I was only going as far as France. A month before I had fallen for a man and wanted to try and recreate the weekend of romance we’d first found. Those melted evenings – cheese and wine on the balcony, our mouths speaking in tongues. A friend said she knew someone driving through Paris, so I thought I would catch a ride with Josiane into that unknown future.

“A road trip. Exciting”, she says, clips in her seat belt, sets the wipers back and forth. I think we’re about to pull away so I try find my belt too, then see she wants to catch my reflection in the mirror, so I stop fumbling. “Nervous too”, she adds, “I just listened to a news report about The Jungle. Apparently loads of Eritrean teenagers are trying to rebuild it, and I was like shit we’re gonna be driving past there. Maybe we’ll never leave. Just keep helping them, brick after brick, rebuild something from the rubble”. I shuffle. “How long will you be in France?”

“I’m not sure,” I say. Sometimes it’s a few days, in other moments I never leave. My French lover and I make children, I learn to cook foods fried in butter, how to say expensive words. “It’s a strange time to be leaving, with Brexit and all. Maybe they won’t let us back in”. I smile weakly.

“Yeah, more than ever. I wonder how many times I can go and come back again with nothing to offer on my return. I’m always leaving. It’s like there is a version of me out there who laughs louder than  I do here”. 

Recognition: that feeling of home again. A place. A person. A room. A moment. Your own skin. I point to the postcard, “But we, you, have all these memories”.

She turns back to the front, clips her seat belt in again, “Yeah we have so many memories”. Flips on the indicator. “Let’s have a road-trip song, something to remind us of the moment we left”. She shuffles through her CDs, “This is the one, it was playing in a cafe when I met this woman in Marrakech”. Some Arabic pop music speeds through the speakers. We listen. After a while she says, “Her name was Asha. She was from Palestine originally, had only been in Morocco for two months”. She taps the wheel, I stare into the mirror, watch her eyes steer between mine and the road ahead. “She left. Because she had to”.

I’d like to say that next we opened up like windows, stories of ourselves filling the few empty spaces of that car. That our leaky-exhaust-pipe-mouths talked through the length of that journey. That we arrived in Paris. I kissed her farewell, twice, because I was a continental woman now, with a French lover famous for his “little deaths”. But it didn't happen like that. In fact, two days later my French lover texted to say he’d met someone new.

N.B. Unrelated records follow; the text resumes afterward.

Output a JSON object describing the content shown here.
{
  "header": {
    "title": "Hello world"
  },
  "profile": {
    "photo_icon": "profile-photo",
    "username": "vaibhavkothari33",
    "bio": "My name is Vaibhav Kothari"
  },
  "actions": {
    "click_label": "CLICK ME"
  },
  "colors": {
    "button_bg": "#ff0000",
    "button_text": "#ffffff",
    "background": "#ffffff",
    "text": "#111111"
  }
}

Instead, just as the music stops, she sits staring out in front of her, as if looking at this unworn world – this new place just noticed, or perhaps an old place never before seen. After a while she unclips the belt, grabs her backpack, opens the door, gets out the car, and with the key still in the ignition, leaves. Just walks, into the buzz of our electric city. And I sit there, stunned, watch her go like I’ve just lost part of my own being. Who knows what had brought us here together? All the trips taken, all those left behind. I sit in the hum of that car, the beating heart of an engine unused. I wait. But she never returns. In fact, I think I am still there now. In-between places, like at an airport, neither leaving or arriving anywhere. Just a memory for us both to keep, formed and lost, somewhere along the way. 

 

Rebecca Tantony is a poet and writer of flash non-fiction, who loves hanging out with her cat Chicken and radio singing at traffic lights. @rebeccatantony, website: www.rebecca-tantony.com